Tackle used to fish catfish is almost as varied as the baits. Relatively short rods may be used, but river anglers seem to have the best success when using longer rods from 6 to 8 feet in length. Many even use a fly rod. The advantage to the longer rods, when river fishing, is the reach they can be used for better placement of the bait. This allows the angler to fish many good holes without casting. Just drop the line near a likely spot with no more line out than the rod length. This provides excellent control of the bait for better placement and improves the chances of hooking a fish after a natural-like presentation. Twelve-pound test (or better) line is recommended over lighter weight line because the bait is fished on the bottom and often near underwater snags. Catfish fishermen have been slow to accept superlines in favor of monofilament, but this transition is now occuring. Increased sensitivity and better line strength versus line thickness are a couple of considerations which are starting to win over a few cat-men.
The type of reel used makes little difference, but it is essential that it be in good working condition. If you are fishing for large fish, be sure to match the reel to the fish. Light duty reels are made to catch small fish and heavy duty reels have the power to land lunkers. Light tackle will catch more smaller fish but may not handle one of record class size. The thing to remember is that catfish may be in snags or heavy cover in the river and after the strike the fish may need to be "horsed" a bit.

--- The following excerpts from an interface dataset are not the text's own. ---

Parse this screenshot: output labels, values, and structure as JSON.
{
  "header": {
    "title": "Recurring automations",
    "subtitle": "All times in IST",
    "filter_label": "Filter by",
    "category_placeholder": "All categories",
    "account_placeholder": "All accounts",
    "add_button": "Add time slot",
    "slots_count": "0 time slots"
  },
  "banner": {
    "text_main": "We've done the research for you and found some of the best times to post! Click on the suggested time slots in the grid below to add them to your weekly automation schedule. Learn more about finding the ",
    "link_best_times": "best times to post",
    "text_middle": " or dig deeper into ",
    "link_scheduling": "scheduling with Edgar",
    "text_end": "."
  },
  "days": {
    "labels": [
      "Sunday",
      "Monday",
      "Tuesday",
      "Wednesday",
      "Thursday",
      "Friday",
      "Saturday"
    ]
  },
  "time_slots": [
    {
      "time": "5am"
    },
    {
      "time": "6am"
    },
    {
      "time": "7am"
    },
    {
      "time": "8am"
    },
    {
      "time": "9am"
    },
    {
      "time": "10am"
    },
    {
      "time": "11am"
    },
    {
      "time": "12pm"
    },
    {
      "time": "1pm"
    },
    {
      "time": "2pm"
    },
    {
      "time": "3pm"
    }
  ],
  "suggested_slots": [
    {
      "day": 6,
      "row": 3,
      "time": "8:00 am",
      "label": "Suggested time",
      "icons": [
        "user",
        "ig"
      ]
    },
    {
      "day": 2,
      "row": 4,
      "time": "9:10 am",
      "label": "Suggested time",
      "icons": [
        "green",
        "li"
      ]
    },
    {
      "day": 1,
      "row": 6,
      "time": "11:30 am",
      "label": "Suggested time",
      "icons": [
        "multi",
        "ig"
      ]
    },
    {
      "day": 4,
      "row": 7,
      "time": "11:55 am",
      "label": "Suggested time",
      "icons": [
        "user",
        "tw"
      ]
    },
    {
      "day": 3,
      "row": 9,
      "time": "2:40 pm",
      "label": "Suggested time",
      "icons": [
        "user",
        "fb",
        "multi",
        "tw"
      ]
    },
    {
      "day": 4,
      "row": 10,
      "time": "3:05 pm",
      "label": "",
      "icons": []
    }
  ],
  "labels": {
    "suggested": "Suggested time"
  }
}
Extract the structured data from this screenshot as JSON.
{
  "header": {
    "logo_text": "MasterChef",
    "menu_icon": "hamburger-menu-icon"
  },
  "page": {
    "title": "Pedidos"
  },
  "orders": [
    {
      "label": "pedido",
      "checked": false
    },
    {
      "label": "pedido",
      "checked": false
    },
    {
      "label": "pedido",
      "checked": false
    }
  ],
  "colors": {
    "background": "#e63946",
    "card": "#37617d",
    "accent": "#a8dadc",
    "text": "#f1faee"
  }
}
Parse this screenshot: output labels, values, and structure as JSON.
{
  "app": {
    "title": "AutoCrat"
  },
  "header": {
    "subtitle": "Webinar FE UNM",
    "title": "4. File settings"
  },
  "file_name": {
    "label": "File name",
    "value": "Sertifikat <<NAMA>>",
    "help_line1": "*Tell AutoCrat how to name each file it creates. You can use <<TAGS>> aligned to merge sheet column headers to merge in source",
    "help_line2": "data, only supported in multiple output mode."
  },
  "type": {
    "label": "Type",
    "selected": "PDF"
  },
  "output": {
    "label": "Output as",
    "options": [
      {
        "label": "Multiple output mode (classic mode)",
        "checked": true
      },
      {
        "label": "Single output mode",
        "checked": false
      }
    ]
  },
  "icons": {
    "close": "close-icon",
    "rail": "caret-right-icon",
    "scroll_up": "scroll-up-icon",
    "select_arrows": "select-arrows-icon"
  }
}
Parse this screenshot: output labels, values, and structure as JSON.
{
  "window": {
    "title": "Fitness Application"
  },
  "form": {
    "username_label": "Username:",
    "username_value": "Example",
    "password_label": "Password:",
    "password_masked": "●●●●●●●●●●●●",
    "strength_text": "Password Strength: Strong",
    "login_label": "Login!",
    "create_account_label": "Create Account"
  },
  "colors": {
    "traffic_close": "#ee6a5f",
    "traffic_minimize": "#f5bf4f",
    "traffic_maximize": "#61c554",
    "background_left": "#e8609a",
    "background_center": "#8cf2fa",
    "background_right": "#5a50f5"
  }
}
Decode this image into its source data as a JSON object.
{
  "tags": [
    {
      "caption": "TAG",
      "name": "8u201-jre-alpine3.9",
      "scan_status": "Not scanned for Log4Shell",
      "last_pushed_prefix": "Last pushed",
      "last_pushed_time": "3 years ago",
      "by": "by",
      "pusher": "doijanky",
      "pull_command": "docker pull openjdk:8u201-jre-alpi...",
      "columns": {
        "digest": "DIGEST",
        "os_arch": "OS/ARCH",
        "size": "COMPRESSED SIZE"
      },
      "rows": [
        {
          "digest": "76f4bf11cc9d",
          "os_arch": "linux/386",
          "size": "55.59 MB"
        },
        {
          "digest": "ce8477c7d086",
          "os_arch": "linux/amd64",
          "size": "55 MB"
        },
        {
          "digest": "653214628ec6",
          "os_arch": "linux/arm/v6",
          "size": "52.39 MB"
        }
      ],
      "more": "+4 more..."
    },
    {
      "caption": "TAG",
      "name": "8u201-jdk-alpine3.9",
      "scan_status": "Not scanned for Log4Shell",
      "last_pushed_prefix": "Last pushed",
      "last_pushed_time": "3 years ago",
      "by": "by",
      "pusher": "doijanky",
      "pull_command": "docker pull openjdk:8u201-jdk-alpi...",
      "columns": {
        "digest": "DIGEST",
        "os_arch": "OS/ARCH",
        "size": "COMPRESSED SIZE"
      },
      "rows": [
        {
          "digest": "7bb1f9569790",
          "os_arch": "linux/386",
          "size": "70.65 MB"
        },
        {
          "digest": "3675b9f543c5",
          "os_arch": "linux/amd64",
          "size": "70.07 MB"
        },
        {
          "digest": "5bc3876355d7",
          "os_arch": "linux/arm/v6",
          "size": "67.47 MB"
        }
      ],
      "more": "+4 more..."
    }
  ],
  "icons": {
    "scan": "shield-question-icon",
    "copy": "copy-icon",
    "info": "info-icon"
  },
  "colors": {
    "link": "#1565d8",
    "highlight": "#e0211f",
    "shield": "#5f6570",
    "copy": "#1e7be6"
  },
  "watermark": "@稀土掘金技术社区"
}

Terminal tackle is an important consideration when setting out after "old whiskers." The most important part of the terminal tackle is the sinker and hook. Catfishermen need not show concern about the sizes, shapes, and color of expensive lures, but hooks and sinkers, inexpensive as they are, are important. Always use the lightest weight necessary, and always use a slip sinker. The slip sinker rig allows a catfish to pick up the bait without feeling the weight of the sinker. With any resistance on the line whatsoever, a respectable channel cat will leave the tasty bait morsel in search of another. Always use a sharp hook. Hooks with bait holders on the shank are preferred by most anglers. Use sponges or plastic worms when fishing with one of the soft, prepared cheese baits. No matter which hook and bait you select, present it to the fish in the most natural manner, which always requires the use of a minimum amount of sinker or weight.
Hints for Better Catfish Fishing
Catfish, like all fish, are not randomly distributed, but are congregated in particular locations. Fishing success will depend on your ability to find these concentrations of fish. Light tackle catches more fish, but heavy tackle is required in snags and structure when catching large fish. Catfish can be caught year around. Use cut-bait like tulibee or sucker in the late winter and early spring when the water temperature is between 35-60 degrees F. Use fresh caught goldeye or if require shrimp or prepared cheese baits in the summer when the water temperature is above 70 degrees F. Cheese baits are effective on smaller fish 10 to 16 inches in length. Cut bait (large pieces of sucker or goldeye) is best for larger fish, those above 3 pounds.